## Directions
For the word "arrow", state how many lines below contain it. Give no other text.

## Material for this task
=== Section Start ===

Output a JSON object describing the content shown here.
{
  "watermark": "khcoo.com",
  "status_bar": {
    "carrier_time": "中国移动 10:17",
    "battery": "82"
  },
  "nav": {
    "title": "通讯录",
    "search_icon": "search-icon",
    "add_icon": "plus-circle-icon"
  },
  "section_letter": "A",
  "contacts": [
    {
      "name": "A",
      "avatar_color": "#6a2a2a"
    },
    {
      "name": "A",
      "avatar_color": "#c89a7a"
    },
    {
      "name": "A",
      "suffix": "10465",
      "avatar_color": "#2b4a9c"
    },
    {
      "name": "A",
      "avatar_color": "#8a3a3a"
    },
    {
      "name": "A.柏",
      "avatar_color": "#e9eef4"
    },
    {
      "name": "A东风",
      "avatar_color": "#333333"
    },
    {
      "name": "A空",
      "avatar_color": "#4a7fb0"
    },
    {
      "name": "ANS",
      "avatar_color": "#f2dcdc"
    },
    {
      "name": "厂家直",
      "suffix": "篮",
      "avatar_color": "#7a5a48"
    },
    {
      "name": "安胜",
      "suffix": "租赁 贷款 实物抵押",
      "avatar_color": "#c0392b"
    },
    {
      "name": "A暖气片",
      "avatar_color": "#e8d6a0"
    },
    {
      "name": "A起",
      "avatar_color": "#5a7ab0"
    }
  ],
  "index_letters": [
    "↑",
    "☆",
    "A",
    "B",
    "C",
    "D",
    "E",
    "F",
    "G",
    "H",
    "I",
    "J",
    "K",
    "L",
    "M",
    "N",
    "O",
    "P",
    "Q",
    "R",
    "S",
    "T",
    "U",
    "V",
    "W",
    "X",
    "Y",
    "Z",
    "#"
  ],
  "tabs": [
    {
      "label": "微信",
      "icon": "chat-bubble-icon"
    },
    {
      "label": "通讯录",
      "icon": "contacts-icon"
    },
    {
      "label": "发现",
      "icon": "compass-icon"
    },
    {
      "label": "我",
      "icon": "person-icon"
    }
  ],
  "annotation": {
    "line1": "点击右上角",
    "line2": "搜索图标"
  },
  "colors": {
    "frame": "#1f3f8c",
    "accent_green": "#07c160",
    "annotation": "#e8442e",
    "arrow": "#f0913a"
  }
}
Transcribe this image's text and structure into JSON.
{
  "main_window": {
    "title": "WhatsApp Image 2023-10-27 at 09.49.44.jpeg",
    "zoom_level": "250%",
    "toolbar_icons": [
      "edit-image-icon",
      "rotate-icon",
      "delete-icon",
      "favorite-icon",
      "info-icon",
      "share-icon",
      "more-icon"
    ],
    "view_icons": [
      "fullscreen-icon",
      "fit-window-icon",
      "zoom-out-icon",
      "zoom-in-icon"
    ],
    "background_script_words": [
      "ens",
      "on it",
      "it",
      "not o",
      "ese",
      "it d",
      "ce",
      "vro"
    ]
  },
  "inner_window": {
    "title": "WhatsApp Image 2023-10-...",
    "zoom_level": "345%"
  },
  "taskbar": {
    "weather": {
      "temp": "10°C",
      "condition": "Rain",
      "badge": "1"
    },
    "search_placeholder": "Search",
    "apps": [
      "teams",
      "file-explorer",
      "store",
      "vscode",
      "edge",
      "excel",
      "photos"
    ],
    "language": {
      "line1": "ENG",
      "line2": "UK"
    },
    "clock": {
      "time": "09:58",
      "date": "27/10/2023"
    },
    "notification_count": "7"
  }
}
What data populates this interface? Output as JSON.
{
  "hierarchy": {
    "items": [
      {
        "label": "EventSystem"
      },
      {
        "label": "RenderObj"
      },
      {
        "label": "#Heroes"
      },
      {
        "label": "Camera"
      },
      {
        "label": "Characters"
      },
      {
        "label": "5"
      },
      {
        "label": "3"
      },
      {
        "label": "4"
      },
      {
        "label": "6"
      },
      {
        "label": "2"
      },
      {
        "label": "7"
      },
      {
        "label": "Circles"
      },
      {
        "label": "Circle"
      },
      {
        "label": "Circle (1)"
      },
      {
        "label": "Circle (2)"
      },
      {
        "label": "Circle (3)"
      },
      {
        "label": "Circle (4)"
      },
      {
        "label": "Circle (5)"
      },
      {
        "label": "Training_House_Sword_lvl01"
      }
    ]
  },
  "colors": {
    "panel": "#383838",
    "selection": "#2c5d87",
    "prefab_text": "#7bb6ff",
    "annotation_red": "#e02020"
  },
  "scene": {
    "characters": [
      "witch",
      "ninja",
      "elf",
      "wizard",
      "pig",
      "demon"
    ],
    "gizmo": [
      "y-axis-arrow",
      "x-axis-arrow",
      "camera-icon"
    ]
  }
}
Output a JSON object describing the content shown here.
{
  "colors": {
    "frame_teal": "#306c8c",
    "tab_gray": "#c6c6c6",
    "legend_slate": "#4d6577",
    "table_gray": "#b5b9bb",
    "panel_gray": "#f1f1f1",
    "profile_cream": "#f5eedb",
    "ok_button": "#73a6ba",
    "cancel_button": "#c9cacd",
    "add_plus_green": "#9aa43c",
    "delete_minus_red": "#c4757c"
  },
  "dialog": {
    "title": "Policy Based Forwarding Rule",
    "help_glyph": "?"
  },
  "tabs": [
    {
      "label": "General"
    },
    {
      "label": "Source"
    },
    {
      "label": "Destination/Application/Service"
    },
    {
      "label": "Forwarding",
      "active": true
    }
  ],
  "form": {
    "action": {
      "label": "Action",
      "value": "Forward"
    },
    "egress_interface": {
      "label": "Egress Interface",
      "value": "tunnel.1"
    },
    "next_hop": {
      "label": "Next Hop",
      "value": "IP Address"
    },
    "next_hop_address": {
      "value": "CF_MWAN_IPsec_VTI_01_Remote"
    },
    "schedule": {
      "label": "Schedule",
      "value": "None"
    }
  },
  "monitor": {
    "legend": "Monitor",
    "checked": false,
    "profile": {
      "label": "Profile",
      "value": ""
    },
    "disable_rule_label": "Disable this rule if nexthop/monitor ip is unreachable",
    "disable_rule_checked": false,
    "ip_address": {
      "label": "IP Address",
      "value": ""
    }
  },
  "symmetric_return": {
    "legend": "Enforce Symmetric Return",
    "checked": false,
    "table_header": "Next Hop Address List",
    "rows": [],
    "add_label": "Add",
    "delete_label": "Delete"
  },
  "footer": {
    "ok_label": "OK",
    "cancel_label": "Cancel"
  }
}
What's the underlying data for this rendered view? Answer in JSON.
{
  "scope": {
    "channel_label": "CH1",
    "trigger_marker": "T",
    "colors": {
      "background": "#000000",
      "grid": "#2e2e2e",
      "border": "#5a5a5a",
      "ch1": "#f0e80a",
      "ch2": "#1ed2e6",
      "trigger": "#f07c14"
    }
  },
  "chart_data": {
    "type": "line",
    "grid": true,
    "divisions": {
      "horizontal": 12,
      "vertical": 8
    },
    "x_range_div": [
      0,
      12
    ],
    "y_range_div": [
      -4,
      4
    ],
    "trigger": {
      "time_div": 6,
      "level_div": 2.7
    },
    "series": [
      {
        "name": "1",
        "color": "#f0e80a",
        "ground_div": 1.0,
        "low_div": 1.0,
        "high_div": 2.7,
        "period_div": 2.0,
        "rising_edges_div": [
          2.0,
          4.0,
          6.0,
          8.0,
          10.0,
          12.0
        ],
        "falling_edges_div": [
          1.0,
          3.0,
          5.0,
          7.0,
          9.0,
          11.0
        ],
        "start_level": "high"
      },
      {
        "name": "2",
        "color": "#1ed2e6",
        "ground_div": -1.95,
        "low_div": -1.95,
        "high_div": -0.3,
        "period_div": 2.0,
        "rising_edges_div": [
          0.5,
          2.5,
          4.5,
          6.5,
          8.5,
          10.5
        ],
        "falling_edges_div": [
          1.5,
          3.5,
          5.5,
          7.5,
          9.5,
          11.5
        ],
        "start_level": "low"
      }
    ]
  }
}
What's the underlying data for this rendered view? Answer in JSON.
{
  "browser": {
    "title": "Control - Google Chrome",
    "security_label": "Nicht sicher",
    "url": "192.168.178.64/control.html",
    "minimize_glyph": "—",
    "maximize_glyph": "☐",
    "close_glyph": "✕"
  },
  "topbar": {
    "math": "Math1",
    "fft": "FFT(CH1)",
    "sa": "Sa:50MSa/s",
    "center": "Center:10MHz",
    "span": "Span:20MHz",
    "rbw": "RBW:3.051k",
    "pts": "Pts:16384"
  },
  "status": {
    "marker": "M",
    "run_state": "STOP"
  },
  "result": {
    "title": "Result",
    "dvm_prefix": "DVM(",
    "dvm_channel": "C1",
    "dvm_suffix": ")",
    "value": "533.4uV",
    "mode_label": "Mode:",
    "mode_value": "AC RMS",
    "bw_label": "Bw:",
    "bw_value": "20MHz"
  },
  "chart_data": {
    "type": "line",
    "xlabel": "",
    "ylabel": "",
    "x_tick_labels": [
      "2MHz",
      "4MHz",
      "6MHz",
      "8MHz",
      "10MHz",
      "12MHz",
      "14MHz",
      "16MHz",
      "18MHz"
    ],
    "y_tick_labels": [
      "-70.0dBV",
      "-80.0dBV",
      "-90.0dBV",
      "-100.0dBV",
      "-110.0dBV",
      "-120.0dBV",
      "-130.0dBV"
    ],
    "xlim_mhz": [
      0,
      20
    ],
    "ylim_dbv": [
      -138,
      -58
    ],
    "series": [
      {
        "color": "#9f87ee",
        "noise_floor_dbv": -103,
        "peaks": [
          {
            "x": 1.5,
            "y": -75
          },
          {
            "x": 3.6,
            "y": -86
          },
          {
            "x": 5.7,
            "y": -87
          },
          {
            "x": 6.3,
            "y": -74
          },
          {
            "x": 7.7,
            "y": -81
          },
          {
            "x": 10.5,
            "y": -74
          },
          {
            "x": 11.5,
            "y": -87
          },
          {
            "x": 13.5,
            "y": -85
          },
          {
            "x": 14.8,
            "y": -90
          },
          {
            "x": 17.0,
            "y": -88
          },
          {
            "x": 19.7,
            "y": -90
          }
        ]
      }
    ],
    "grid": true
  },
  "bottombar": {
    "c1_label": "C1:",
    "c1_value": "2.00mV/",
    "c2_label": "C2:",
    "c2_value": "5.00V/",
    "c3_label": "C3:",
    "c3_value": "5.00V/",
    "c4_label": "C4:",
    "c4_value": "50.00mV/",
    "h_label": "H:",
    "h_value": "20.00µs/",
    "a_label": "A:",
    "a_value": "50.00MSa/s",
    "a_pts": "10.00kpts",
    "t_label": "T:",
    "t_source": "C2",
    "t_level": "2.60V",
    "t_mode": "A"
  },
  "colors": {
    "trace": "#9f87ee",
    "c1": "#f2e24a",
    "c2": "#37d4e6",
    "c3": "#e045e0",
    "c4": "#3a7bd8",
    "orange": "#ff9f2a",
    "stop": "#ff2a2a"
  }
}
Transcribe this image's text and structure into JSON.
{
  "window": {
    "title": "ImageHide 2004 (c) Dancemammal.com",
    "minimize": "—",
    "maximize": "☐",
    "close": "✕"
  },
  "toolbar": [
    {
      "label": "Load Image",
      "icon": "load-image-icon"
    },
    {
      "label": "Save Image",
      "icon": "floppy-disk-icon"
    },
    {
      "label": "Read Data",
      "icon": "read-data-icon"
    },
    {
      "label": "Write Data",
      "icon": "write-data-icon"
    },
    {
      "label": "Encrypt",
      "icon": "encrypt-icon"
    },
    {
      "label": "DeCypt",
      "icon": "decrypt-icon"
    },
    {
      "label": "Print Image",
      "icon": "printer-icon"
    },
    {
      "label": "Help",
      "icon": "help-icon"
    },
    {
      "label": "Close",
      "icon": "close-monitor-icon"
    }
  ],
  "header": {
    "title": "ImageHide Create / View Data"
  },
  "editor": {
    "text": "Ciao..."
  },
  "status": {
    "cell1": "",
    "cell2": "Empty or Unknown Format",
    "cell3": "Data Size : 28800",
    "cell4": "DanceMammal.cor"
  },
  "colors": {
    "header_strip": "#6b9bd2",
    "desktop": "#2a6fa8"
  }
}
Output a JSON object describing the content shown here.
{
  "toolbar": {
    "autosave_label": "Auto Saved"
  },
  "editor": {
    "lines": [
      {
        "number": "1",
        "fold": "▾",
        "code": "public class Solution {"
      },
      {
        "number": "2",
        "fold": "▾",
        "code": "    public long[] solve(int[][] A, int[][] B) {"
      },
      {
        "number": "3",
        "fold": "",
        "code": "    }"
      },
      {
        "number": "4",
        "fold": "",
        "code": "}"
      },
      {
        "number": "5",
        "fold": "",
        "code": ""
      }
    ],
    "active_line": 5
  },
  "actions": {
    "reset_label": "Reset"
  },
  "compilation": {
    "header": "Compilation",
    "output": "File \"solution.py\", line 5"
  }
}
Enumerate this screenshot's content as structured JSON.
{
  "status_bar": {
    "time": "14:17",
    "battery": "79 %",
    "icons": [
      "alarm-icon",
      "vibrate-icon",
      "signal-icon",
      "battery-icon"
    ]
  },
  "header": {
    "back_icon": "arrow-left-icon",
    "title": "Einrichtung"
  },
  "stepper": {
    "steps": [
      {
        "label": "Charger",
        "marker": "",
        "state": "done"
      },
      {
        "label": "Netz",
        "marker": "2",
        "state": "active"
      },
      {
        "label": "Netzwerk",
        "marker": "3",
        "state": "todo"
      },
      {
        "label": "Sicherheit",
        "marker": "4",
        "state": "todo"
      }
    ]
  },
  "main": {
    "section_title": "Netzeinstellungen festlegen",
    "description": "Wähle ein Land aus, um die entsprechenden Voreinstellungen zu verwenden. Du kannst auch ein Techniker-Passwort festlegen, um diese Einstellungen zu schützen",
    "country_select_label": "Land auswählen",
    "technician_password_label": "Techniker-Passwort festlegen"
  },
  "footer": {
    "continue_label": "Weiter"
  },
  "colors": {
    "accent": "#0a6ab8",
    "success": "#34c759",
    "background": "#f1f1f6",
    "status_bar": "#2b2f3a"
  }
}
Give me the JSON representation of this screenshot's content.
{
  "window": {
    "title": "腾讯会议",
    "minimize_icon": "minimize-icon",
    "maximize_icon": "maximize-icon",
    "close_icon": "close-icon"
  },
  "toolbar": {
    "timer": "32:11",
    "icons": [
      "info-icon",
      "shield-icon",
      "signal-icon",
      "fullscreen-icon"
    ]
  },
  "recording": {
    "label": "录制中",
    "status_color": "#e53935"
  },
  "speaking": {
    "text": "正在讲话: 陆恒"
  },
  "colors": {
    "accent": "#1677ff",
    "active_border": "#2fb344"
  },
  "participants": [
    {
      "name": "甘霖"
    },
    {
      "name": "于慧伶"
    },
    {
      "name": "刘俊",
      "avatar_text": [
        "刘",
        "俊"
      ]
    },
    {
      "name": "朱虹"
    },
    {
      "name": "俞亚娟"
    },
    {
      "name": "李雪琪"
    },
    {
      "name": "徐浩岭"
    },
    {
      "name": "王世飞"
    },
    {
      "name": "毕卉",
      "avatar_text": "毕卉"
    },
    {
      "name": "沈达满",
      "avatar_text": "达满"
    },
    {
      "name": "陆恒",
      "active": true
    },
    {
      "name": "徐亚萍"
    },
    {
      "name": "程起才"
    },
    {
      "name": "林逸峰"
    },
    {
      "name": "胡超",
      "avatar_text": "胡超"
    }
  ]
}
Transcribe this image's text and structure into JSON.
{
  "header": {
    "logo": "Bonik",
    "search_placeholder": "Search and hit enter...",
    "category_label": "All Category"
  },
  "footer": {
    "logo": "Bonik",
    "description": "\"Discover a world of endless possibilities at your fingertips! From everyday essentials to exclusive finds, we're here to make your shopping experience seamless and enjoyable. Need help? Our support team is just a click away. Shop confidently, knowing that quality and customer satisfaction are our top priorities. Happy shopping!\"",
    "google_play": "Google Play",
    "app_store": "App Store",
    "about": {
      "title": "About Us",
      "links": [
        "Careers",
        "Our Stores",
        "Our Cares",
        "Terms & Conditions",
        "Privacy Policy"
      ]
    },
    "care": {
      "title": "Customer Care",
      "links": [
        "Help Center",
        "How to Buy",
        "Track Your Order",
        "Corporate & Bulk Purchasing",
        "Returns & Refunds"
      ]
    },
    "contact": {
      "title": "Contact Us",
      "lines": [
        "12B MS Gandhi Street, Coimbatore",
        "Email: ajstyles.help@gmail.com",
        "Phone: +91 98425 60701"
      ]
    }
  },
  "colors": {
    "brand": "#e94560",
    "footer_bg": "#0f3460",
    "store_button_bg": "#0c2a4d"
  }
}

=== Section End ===

## Answer box
4